THE PROBLEM ▸ The answer must be every line of the data that holds the word "current".

RECORDS SHOWN ▸
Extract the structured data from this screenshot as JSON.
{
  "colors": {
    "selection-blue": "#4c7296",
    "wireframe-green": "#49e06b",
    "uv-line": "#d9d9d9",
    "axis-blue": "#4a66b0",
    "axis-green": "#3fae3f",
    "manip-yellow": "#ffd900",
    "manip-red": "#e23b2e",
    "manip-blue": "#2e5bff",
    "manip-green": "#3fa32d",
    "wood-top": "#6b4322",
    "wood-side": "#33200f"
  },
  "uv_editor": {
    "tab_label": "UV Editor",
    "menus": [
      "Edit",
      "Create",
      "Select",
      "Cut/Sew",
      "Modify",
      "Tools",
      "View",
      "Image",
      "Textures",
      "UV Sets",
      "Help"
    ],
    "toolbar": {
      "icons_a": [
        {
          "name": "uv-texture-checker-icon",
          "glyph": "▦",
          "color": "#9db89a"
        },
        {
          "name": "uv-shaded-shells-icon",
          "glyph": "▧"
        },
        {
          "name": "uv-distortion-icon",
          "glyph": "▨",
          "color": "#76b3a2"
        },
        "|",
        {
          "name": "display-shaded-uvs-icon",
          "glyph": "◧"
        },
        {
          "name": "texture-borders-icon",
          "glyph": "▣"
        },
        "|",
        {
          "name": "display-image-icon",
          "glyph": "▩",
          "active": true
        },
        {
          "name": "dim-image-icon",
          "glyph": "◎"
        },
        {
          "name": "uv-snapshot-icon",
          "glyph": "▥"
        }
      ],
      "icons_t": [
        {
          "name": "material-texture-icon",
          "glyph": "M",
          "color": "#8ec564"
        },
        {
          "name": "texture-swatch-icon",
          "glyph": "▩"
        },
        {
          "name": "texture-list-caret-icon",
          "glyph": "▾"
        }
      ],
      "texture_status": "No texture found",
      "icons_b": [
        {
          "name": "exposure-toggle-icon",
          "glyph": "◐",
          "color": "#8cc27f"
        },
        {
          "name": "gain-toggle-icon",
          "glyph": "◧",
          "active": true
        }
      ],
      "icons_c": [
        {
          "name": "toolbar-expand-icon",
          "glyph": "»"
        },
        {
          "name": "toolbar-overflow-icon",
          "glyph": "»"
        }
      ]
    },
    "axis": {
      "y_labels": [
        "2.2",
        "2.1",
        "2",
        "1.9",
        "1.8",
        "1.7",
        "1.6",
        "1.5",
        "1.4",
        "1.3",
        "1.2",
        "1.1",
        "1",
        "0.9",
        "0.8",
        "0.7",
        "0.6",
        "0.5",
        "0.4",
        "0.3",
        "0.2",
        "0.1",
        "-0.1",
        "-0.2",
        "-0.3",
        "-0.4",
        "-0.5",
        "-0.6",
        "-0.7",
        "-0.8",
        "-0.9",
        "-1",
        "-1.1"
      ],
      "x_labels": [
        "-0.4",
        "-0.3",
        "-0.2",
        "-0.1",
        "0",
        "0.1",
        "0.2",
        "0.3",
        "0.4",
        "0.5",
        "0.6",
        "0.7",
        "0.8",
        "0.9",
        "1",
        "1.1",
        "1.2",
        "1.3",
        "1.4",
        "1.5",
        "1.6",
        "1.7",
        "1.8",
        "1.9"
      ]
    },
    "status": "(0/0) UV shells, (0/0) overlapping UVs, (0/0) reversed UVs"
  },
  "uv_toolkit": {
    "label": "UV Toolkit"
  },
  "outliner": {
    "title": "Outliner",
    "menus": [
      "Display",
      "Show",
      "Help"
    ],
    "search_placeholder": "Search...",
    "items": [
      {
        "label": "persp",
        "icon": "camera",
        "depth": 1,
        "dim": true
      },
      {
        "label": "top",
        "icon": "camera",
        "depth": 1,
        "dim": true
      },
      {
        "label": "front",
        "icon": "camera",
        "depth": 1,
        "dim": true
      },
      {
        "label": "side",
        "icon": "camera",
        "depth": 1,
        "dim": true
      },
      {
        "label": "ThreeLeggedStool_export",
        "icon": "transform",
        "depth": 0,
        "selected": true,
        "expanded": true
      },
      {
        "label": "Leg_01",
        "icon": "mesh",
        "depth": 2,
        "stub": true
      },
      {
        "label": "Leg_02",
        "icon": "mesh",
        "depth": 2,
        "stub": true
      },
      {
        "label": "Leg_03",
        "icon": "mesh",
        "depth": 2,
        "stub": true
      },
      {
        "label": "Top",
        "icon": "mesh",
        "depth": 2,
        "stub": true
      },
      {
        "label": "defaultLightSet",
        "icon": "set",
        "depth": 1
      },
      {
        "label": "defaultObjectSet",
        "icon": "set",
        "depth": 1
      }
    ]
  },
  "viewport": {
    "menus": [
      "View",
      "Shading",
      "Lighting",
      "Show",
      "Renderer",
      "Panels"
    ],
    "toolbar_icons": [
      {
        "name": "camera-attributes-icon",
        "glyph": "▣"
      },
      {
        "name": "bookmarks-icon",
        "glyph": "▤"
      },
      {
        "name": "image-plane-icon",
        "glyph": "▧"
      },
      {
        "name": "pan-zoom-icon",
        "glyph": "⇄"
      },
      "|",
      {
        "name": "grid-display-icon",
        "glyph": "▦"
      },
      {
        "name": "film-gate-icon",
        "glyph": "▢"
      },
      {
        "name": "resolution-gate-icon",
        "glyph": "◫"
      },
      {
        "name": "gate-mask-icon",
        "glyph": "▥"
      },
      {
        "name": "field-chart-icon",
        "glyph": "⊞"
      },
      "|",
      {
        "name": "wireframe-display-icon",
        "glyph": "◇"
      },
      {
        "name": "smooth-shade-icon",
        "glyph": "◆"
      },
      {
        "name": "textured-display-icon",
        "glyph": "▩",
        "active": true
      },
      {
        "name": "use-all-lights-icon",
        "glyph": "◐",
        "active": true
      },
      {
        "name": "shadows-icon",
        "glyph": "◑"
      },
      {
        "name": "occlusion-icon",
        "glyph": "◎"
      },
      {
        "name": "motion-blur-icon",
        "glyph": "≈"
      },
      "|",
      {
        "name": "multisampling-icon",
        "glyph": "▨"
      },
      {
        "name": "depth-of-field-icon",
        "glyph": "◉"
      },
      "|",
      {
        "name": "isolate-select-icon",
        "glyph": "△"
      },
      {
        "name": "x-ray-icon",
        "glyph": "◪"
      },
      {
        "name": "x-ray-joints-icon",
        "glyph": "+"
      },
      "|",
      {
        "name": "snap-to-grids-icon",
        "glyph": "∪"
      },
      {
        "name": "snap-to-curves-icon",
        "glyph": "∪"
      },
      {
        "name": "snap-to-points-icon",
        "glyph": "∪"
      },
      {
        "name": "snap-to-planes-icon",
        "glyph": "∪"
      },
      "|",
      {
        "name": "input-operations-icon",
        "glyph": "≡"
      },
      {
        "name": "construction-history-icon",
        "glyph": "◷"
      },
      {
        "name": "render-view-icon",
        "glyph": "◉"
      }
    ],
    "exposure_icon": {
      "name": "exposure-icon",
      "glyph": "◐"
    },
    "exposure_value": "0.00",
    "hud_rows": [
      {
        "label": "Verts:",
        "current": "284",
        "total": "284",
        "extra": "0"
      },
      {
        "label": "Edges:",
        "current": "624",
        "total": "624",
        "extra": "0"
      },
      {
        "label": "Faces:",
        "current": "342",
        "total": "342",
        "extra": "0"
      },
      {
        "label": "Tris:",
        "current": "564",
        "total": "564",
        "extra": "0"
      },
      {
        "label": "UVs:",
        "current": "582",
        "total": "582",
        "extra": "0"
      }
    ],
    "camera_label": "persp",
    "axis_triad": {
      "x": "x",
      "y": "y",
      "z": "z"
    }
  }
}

TASK RESULT ▸
        "current": "284",
        "current": "624",
        "current": "342",
        "current": "564",
        "current": "582",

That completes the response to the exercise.